Back to the Arbury 1930s/40s harvest... The Arbury Part Three By Gordon Cardinal The carts used were the two wheeled tumbrel carts. The sheaves would be pitched onto the cart with a long handled pitching fork as the cart moved from one 'stook' to the next. Whoever was leading the horse had to call to the man on the cart 'HOLD TIGHT!' as the cart began to move to the next stook - so the cry of 'HOLD TIGHT!' could be heard all around the Arbury fields. After carting the corn, some fields would be gleaned with a spring tied horse rake and gathered up for the farm chickens. Gleanings were the ears of corn not picked up by the binder. If you didn't want anyone to glean your field, two sheaves of corn were left standing in the field.  That was the sign for 'No Gleaning'. Some of the Manor Farm corn was stacked in a field along Arbury Road, but most of the small holdings stacked their corn in the Rick Yard. All the stacks were built square. One man would be

Beyond Wards... Where Is Stretten Avenue?

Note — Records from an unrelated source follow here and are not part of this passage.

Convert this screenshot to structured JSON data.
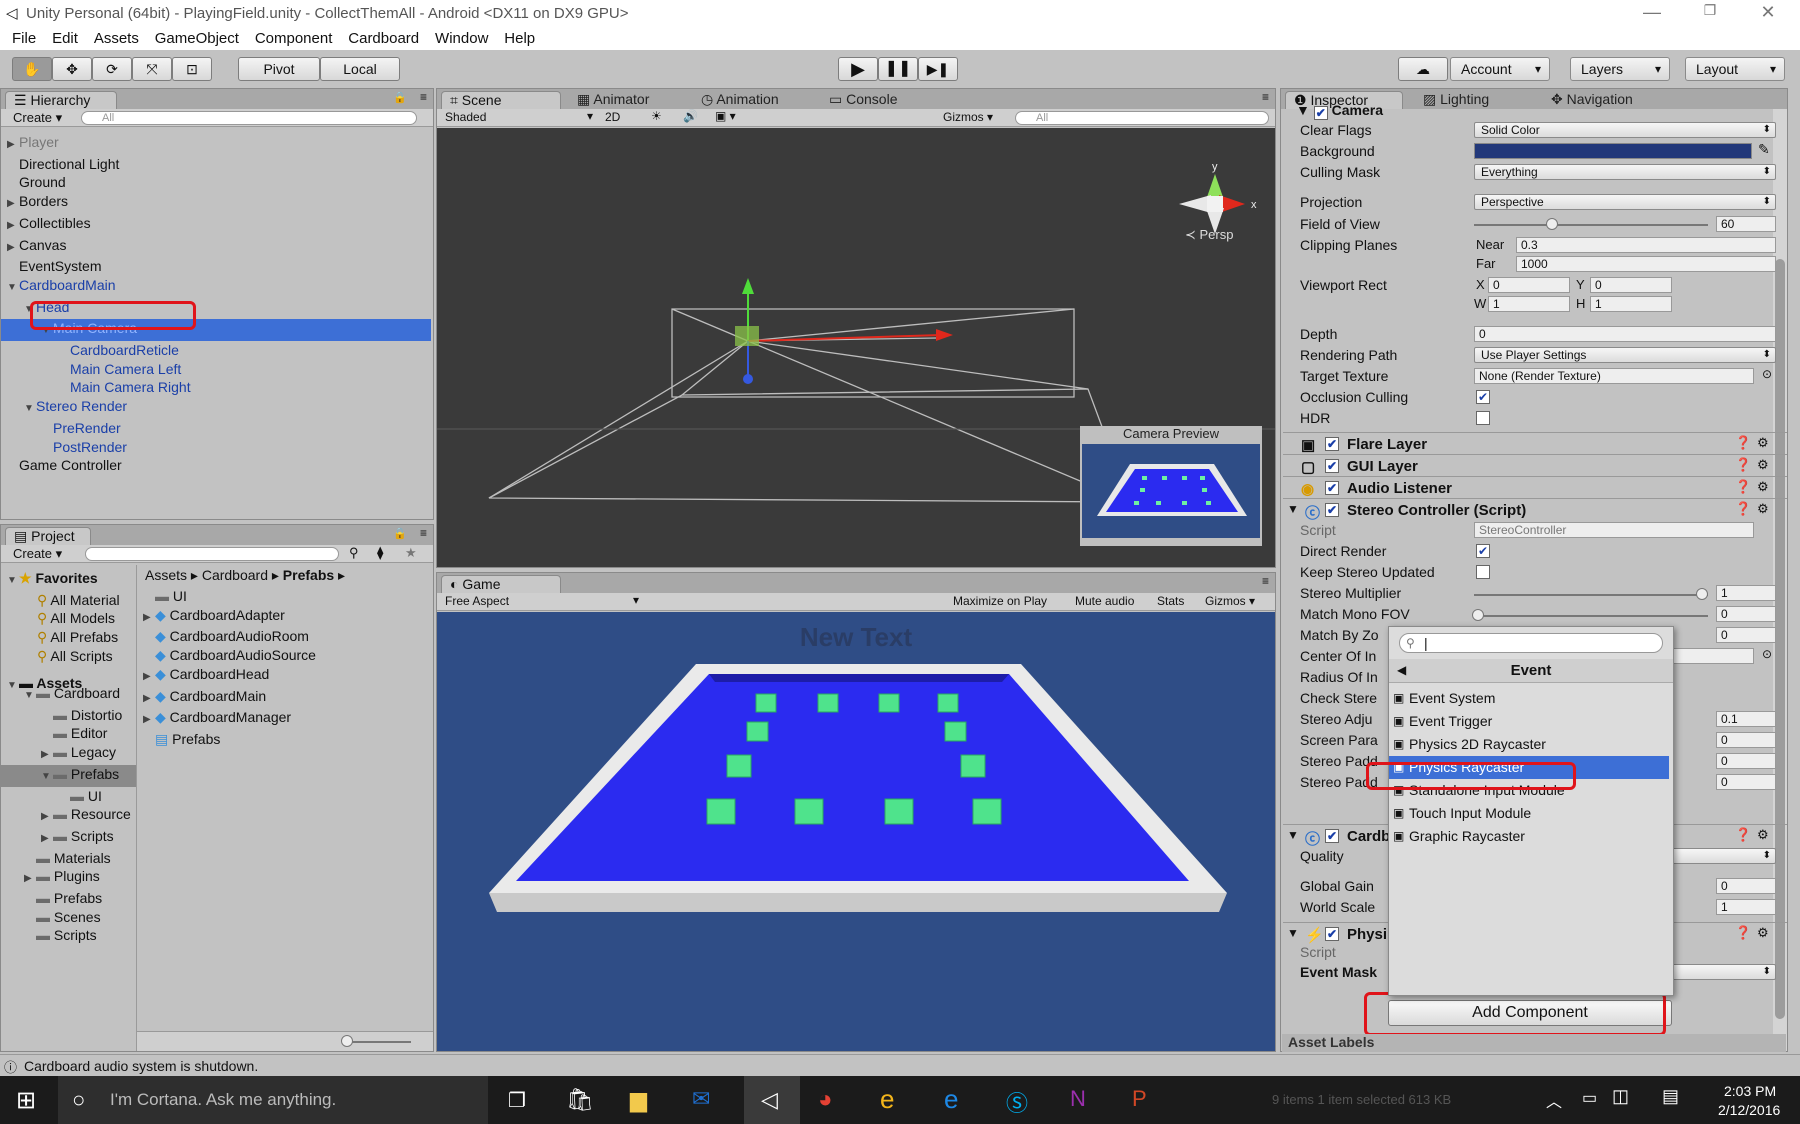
{
  "window": {
    "title": "Unity Personal (64bit) - PlayingField.unity - CollectThemAll - Android <DX11 on DX9 GPU>"
  },
  "menu": [
    "File",
    "Edit",
    "Assets",
    "GameObject",
    "Component",
    "Cardboard",
    "Window",
    "Help"
  ],
  "toolbar": {
    "pivot": "Pivot",
    "local": "Local",
    "account": "Account",
    "layers": "Layers",
    "layout": "Layout"
  },
  "hierarchy": {
    "tab": "Hierarchy",
    "create": "Create",
    "search_placeholder": "All",
    "items": [
      {
        "label": "Player",
        "indent": 0,
        "arrow": "right",
        "style": "dim"
      },
      {
        "label": "Directional Light",
        "indent": 0,
        "arrow": "",
        "style": "normal"
      },
      {
        "label": "Ground",
        "indent": 0,
        "arrow": "",
        "style": "normal"
      },
      {
        "label": "Borders",
        "indent": 0,
        "arrow": "right",
        "style": "normal"
      },
      {
        "label": "Collectibles",
        "indent": 0,
        "arrow": "right",
        "style": "normal"
      },
      {
        "label": "Canvas",
        "indent": 0,
        "arrow": "right",
        "style": "normal"
      },
      {
        "label": "EventSystem",
        "indent": 0,
        "arrow": "",
        "style": "normal"
      },
      {
        "label": "CardboardMain",
        "indent": 0,
        "arrow": "down",
        "style": "blue"
      },
      {
        "label": "Head",
        "indent": 1,
        "arrow": "down",
        "style": "blue"
      },
      {
        "label": "Main Camera",
        "indent": 2,
        "arrow": "down",
        "style": "selected"
      },
      {
        "label": "CardboardReticle",
        "indent": 3,
        "arrow": "",
        "style": "blue"
      },
      {
        "label": "Main Camera Left",
        "indent": 3,
        "arrow": "",
        "style": "blue"
      },
      {
        "label": "Main Camera Right",
        "indent": 3,
        "arrow": "",
        "style": "blue"
      },
      {
        "label": "Stereo Render",
        "indent": 1,
        "arrow": "down",
        "style": "blue"
      },
      {
        "label": "PreRender",
        "indent": 2,
        "arrow": "",
        "style": "blue"
      },
      {
        "label": "PostRender",
        "indent": 2,
        "arrow": "",
        "style": "blue"
      },
      {
        "label": "Game Controller",
        "indent": 0,
        "arrow": "",
        "style": "normal"
      }
    ]
  },
  "project": {
    "tab": "Project",
    "create": "Create",
    "favorites_title": "Favorites",
    "favorites": [
      "All Material",
      "All Models",
      "All Prefabs",
      "All Scripts"
    ],
    "assets_title": "Assets",
    "folders": [
      {
        "label": "Cardboard",
        "indent": 1,
        "arrow": "down"
      },
      {
        "label": "Distortio",
        "indent": 2,
        "arrow": ""
      },
      {
        "label": "Editor",
        "indent": 2,
        "arrow": ""
      },
      {
        "label": "Legacy",
        "indent": 2,
        "arrow": "right"
      },
      {
        "label": "Prefabs",
        "indent": 2,
        "arrow": "down",
        "selected": true
      },
      {
        "label": "UI",
        "indent": 3,
        "arrow": ""
      },
      {
        "label": "Resource",
        "indent": 2,
        "arrow": "right"
      },
      {
        "label": "Scripts",
        "indent": 2,
        "arrow": "right"
      },
      {
        "label": "Materials",
        "indent": 1,
        "arrow": ""
      },
      {
        "label": "Plugins",
        "indent": 1,
        "arrow": "right"
      },
      {
        "label": "Prefabs",
        "indent": 1,
        "arrow": ""
      },
      {
        "label": "Scenes",
        "indent": 1,
        "arrow": ""
      },
      {
        "label": "Scripts",
        "indent": 1,
        "arrow": ""
      }
    ],
    "breadcrumb": [
      "Assets",
      "Cardboard",
      "Prefabs"
    ],
    "files": [
      {
        "label": "UI",
        "type": "folder",
        "arrow": ""
      },
      {
        "label": "CardboardAdapter",
        "type": "prefab",
        "arrow": "right"
      },
      {
        "label": "CardboardAudioRoom",
        "type": "prefab",
        "arrow": ""
      },
      {
        "label": "CardboardAudioSource",
        "type": "prefab",
        "arrow": ""
      },
      {
        "label": "CardboardHead",
        "type": "prefab",
        "arrow": "right"
      },
      {
        "label": "CardboardMain",
        "type": "prefab",
        "arrow": "right"
      },
      {
        "label": "CardboardManager",
        "type": "prefab",
        "arrow": "right"
      },
      {
        "label": "Prefabs",
        "type": "script",
        "arrow": ""
      }
    ]
  },
  "scene": {
    "tabs": [
      "Scene",
      "Animator",
      "Animation",
      "Console"
    ],
    "shaded": "Shaded",
    "mode2d": "2D",
    "gizmos": "Gizmos",
    "search_placeholder": "All",
    "persp": "Persp",
    "camera_preview": "Camera Preview"
  },
  "game": {
    "tab": "Game",
    "aspect": "Free Aspect",
    "maximize": "Maximize on Play",
    "mute": "Mute audio",
    "stats": "Stats",
    "gizmos": "Gizmos",
    "overlay_text": "New Text"
  },
  "inspector": {
    "tabs": [
      "Inspector",
      "Lighting",
      "Navigation"
    ],
    "camera_title": "Camera",
    "rows": {
      "clear_flags": {
        "label": "Clear Flags",
        "value": "Solid Color"
      },
      "background": {
        "label": "Background",
        "color": "#22387a"
      },
      "culling_mask": {
        "label": "Culling Mask",
        "value": "Everything"
      },
      "projection": {
        "label": "Projection",
        "value": "Perspective"
      },
      "fov": {
        "label": "Field of View",
        "value": "60"
      },
      "clipping": {
        "label": "Clipping Planes",
        "near_label": "Near",
        "near": "0.3",
        "far_label": "Far",
        "far": "1000"
      },
      "viewport": {
        "label": "Viewport Rect",
        "x": "0",
        "y": "0",
        "w": "1",
        "h": "1"
      },
      "depth": {
        "label": "Depth",
        "value": "0"
      },
      "rendering_path": {
        "label": "Rendering Path",
        "value": "Use Player Settings"
      },
      "target_texture": {
        "label": "Target Texture",
        "value": "None (Render Texture)"
      },
      "occlusion": {
        "label": "Occlusion Culling"
      },
      "hdr": {
        "label": "HDR"
      }
    },
    "components": [
      "Flare Layer",
      "GUI Layer",
      "Audio Listener",
      "Stereo Controller (Script)"
    ],
    "stereo": {
      "script_label": "Script",
      "script_value": "StereoController",
      "direct_render": "Direct Render",
      "keep_updated": "Keep Stereo Updated",
      "multiplier": "Stereo Multiplier",
      "multiplier_value": "1",
      "mono_fov": "Match Mono FOV",
      "mono_fov_value": "0",
      "match_by": "Match By Zo",
      "match_by_value": "0",
      "center": "Center Of In",
      "radius": "Radius Of In",
      "check": "Check Stere",
      "adjust": "Stereo Adju",
      "adjust_value": "0.1",
      "screen_para": "Screen Para",
      "screen_para_value": "0",
      "padding1": "Stereo Padd",
      "padding1_value": "0",
      "padding2": "Stereo Padd",
      "padding2_value": "0"
    },
    "cardboard": {
      "title": "Cardb",
      "quality": "Quality",
      "gain": "Global Gain",
      "gain_value": "0",
      "scale": "World Scale",
      "scale_value": "1"
    },
    "physics": {
      "title": "Physi",
      "script": "Script",
      "mask": "Event Mask"
    },
    "add_component": "Add Component",
    "asset_labels": "Asset Labels"
  },
  "popup": {
    "header": "Event",
    "items": [
      "Event System",
      "Event Trigger",
      "Physics 2D Raycaster",
      "Physics Raycaster",
      "Standalone Input Module",
      "Touch Input Module",
      "Graphic Raycaster"
    ],
    "selected_index": 3
  },
  "status": {
    "message": "Cardboard audio system is shutdown.",
    "right_info": "9 items      1 item selected   613 KB"
  },
  "taskbar": {
    "cortana": "I'm Cortana. Ask me anything.",
    "time": "2:03 PM",
    "date": "2/12/2016"
  },
  "colors": {
    "selection": "#3d6fd6",
    "highlight_red": "#e0141a",
    "game_bg": "#2f4d86",
    "floor": "#2b2bf0"
  }
}
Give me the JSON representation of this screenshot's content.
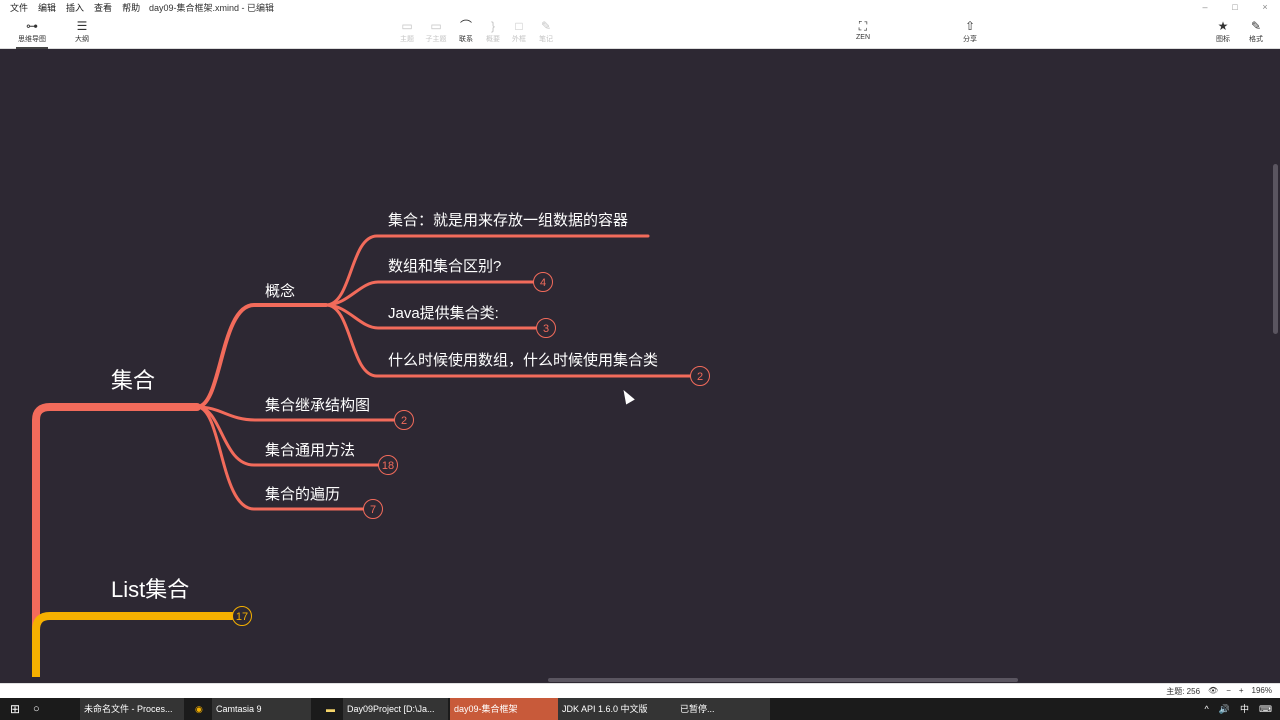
{
  "menu": [
    "文件",
    "编辑",
    "插入",
    "查看",
    "帮助"
  ],
  "document": {
    "title": "day09-集合框架.xmind - 已编辑"
  },
  "window_controls": [
    "–",
    "□",
    "×"
  ],
  "view_tabs": [
    {
      "label": "思维导图",
      "icon": "mindmap-icon",
      "glyph": "⊶",
      "active": true
    },
    {
      "label": "大纲",
      "icon": "outline-icon",
      "glyph": "☰",
      "active": false
    }
  ],
  "toolbar": [
    {
      "label": "主题",
      "icon": "topic-icon",
      "glyph": "▭",
      "enabled": false
    },
    {
      "label": "子主题",
      "icon": "subtopic-icon",
      "glyph": "▭",
      "enabled": false
    },
    {
      "label": "联系",
      "icon": "relationship-icon",
      "glyph": "⌒",
      "enabled": true
    },
    {
      "label": "概要",
      "icon": "summary-icon",
      "glyph": "}",
      "enabled": false
    },
    {
      "label": "外框",
      "icon": "boundary-icon",
      "glyph": "□",
      "enabled": false
    },
    {
      "label": "笔记",
      "icon": "notes-icon",
      "glyph": "✎",
      "enabled": false
    }
  ],
  "zen": {
    "label": "ZEN",
    "glyph": "⛶"
  },
  "share": {
    "label": "分享",
    "glyph": "⇧"
  },
  "right_panels": [
    {
      "label": "图标",
      "glyph": "★"
    },
    {
      "label": "格式",
      "glyph": "✎"
    }
  ],
  "mindmap": {
    "branch_color": "#f26b5b",
    "second_branch_color": "#f5b000",
    "topics": [
      {
        "label": "集合",
        "children": [
          {
            "label": "概念",
            "children": [
              {
                "label": "集合：就是用来存放一组数据的容器",
                "count": ""
              },
              {
                "label": "数组和集合区别?",
                "count": "4"
              },
              {
                "label": "Java提供集合类:",
                "count": "3"
              },
              {
                "label": "什么时候使用数组，什么时候使用集合类",
                "count": "2"
              }
            ]
          },
          {
            "label": "集合继承结构图",
            "count": "2"
          },
          {
            "label": "集合通用方法",
            "count": "18"
          },
          {
            "label": "集合的遍历",
            "count": "7"
          }
        ]
      },
      {
        "label": "List集合",
        "count": "17"
      }
    ]
  },
  "status": {
    "topic_count": "主题: 256",
    "zoom": "196%",
    "zoom_out": "−",
    "zoom_in": "+"
  },
  "taskbar": {
    "items": [
      {
        "label": "未命名文件 - Proces...",
        "icon": "chrome-icon"
      },
      {
        "label": "Camtasia 9",
        "icon": "camtasia-icon"
      },
      {
        "label": "Day09Project [D:\\Ja...",
        "icon": "folder-icon"
      },
      {
        "label": "day09-集合框架",
        "icon": "xmind-icon"
      },
      {
        "label": "JDK API 1.6.0 中文版",
        "icon": "help-icon"
      },
      {
        "label": "已暂停...",
        "icon": ""
      }
    ],
    "tray": [
      "^",
      "🔊",
      "中",
      "⌨"
    ]
  }
}
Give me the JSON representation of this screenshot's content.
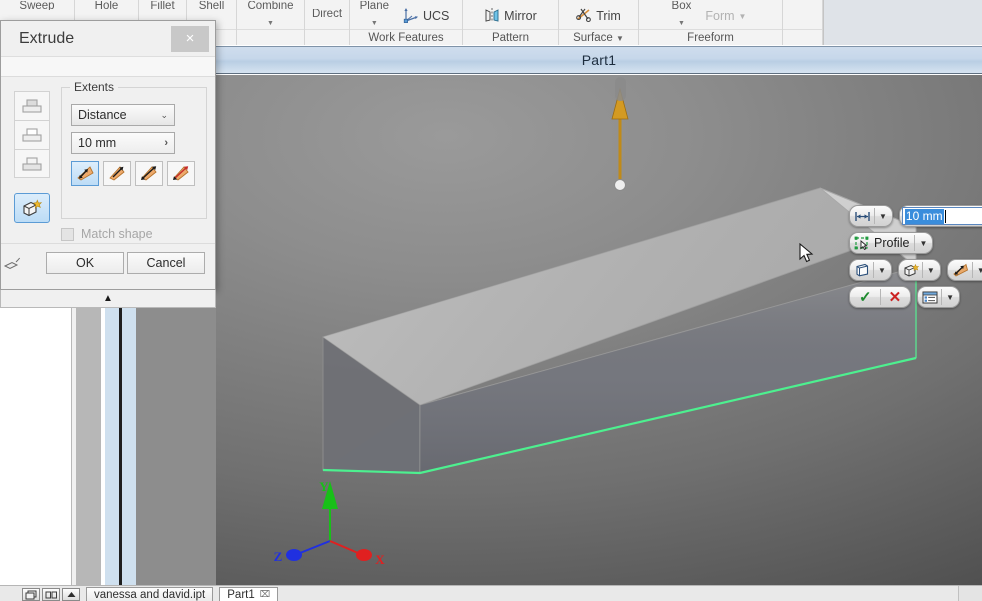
{
  "ribbon": {
    "panels": [
      {
        "label": "",
        "clipped_tops": [
          "Sweep",
          "Hole",
          "Fillet",
          "Shell",
          "Combine"
        ]
      },
      {
        "label": "Work Features",
        "buttons": [
          "UCS"
        ]
      },
      {
        "label": "Pattern",
        "buttons": [
          "Mirror"
        ]
      },
      {
        "label": "Surface",
        "buttons": [
          "Trim"
        ],
        "has_caret": true
      },
      {
        "label": "Freeform",
        "buttons": [
          "Form"
        ]
      }
    ],
    "top_clipped_labels": [
      "Sweep",
      "Hole",
      "Fillet",
      "Shell",
      "Combine",
      "Direct",
      "Plane"
    ],
    "work_features_label": "Work Features",
    "pattern_label": "Pattern",
    "surface_label": "Surface",
    "freeform_label": "Freeform",
    "ucs_label": "UCS",
    "mirror_label": "Mirror",
    "trim_label": "Trim",
    "form_label": "Form",
    "caret_glyph": "▼"
  },
  "document": {
    "title": "Part1"
  },
  "extrude_dialog": {
    "title": "Extrude",
    "close_glyph": "×",
    "extents_legend": "Extents",
    "extents_type": "Distance",
    "select_caret": "⌄",
    "distance_value": "10 mm",
    "distance_caret": "›",
    "direction_buttons": [
      {
        "name": "direction-default",
        "selected": true
      },
      {
        "name": "direction-flipped",
        "selected": false
      },
      {
        "name": "direction-symmetric",
        "selected": false
      },
      {
        "name": "direction-asymmetric",
        "selected": false
      }
    ],
    "operation_buttons": [
      {
        "name": "operation-join",
        "enabled": false
      },
      {
        "name": "operation-cut",
        "enabled": false
      },
      {
        "name": "operation-intersect",
        "enabled": false
      },
      {
        "name": "operation-new-solid",
        "enabled": true,
        "selected": true
      }
    ],
    "match_shape_label": "Match shape",
    "match_shape_checked": false,
    "match_shape_enabled": false,
    "ok_label": "OK",
    "cancel_label": "Cancel",
    "expander_glyph": "▲"
  },
  "mini_toolbar": {
    "distance_value": "10 mm",
    "distance_icon": "distance-measure-icon",
    "play_glyph": "▶",
    "profile_label": "Profile",
    "profile_icon": "profile-select-icon",
    "solid_icon": "solid-body-icon",
    "new_solid_icon": "new-solid-icon",
    "direction_icon": "direction-flip-icon",
    "ok_glyph": "✓",
    "cancel_glyph": "✕",
    "options_icon": "options-list-icon",
    "caret_glyph": "▼"
  },
  "viewport": {
    "axis_triad": {
      "x_label": "X",
      "y_label": "Y",
      "z_label": "Z",
      "x_color": "#e02020",
      "y_color": "#18c018",
      "z_color": "#2030e0"
    },
    "highlight_edge_color": "#46f08c",
    "manipulator_arrow_color": "#c08a18",
    "sketch_plane_color": "#5a6a8c"
  },
  "bottom_bar": {
    "window_buttons": [
      "restore-icon",
      "tile-icon",
      "scroll-up-icon"
    ],
    "tabs": [
      {
        "label": "vanessa and david.ipt",
        "active": false,
        "closable": false
      },
      {
        "label": "Part1",
        "active": true,
        "closable": true
      }
    ],
    "tab_close_glyph": "⌧"
  }
}
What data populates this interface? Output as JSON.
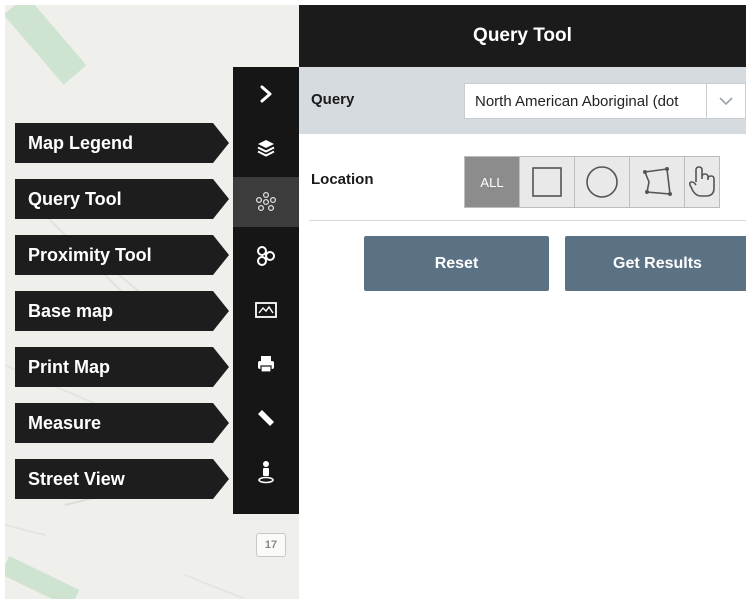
{
  "panel": {
    "title": "Query Tool",
    "query": {
      "label": "Query",
      "value": "North American Aboriginal (dot",
      "caret_icon": "chevron-down-icon"
    },
    "location": {
      "label": "Location",
      "all_label": "ALL",
      "shapes": [
        "rectangle-icon",
        "circle-icon",
        "polygon-icon",
        "hand-pointer-icon"
      ]
    },
    "buttons": {
      "reset": "Reset",
      "get_results": "Get Results"
    }
  },
  "tools": [
    {
      "label": "Map Legend",
      "icon": "layers-icon"
    },
    {
      "label": "Query Tool",
      "icon": "query-nodes-icon"
    },
    {
      "label": "Proximity Tool",
      "icon": "proximity-icon"
    },
    {
      "label": "Base map",
      "icon": "basemap-icon"
    },
    {
      "label": "Print Map",
      "icon": "printer-icon"
    },
    {
      "label": "Measure",
      "icon": "ruler-icon"
    },
    {
      "label": "Street View",
      "icon": "pegman-icon"
    }
  ],
  "strip": {
    "collapse_icon": "chevron-right-icon",
    "active_tool": "Query Tool"
  },
  "map": {
    "zoom_badge": "17"
  },
  "colors": {
    "header": "#1b1b1b",
    "query_row": "#d6dbe0",
    "action_button": "#5b7184",
    "tool_label": "#1d1d1d"
  }
}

1960s advertisement: New Chesterton Window Cleaning, Stretten Avenue, Cambridge. Lovely e-mail from Sarah, who lives in Stretten Avenue in the Arbury electoral ward: Your site is very interesting indeed. I do know that the Arbury Estate exists outside of electoral wards, and have always seen the original estate, Carlton Way to King's Hedges Road, as the genuine article when it comes to Arbury. Of course, here in my area we have French's Chesterton Mill and Chesterton School and it is plainly not Arbury, just as King's Hedges Ward has nothing to do with the original King's Hedges (I have enjoyed your posts on the subject) and has everything to do with Arbury - Arbury Community Centre, North Arbury Chapel and the Arbury Town Park included. As you say, the Stretten Avenue district has its own history which dates back to the 1930s. I would like to know its history a little. On this side of Cambridge, historically we have Chesterton village and its surrounds (East Chesterton

Arbury Artefacts - Part One

Imagine the thrill of being on an archaeological dig at Arbury Camp. Well, we would have loved it. Just like Tony of Time Team ! But we didn't do any of that and now Orchard Park is there we can't. However, we can dig up artefacts from the original Arbury Estate and the Hall, Manor and Arbury Camp farms which predated it. Take a look at the exercise book at the top of this post and below. It's from the Manor School, 1978. The owner has asked that we blot out her name ('Don't you DARE show it!' she said), but it's still a real time capsule. Here was a John Travolta fan, a Fonzie (1950s retro style icon from Happy Days ) fan, a Liverpool FC fan.  And also somebody experiencing a couple of 'crushes' on local lads.  Those were the days. No World Wide Web, no mobile phones, no home computing. In fact, no school computing either.  Yep, for the vast majority of us computers were things which Dr Who tackled (all flashing lights and spinning spools) and also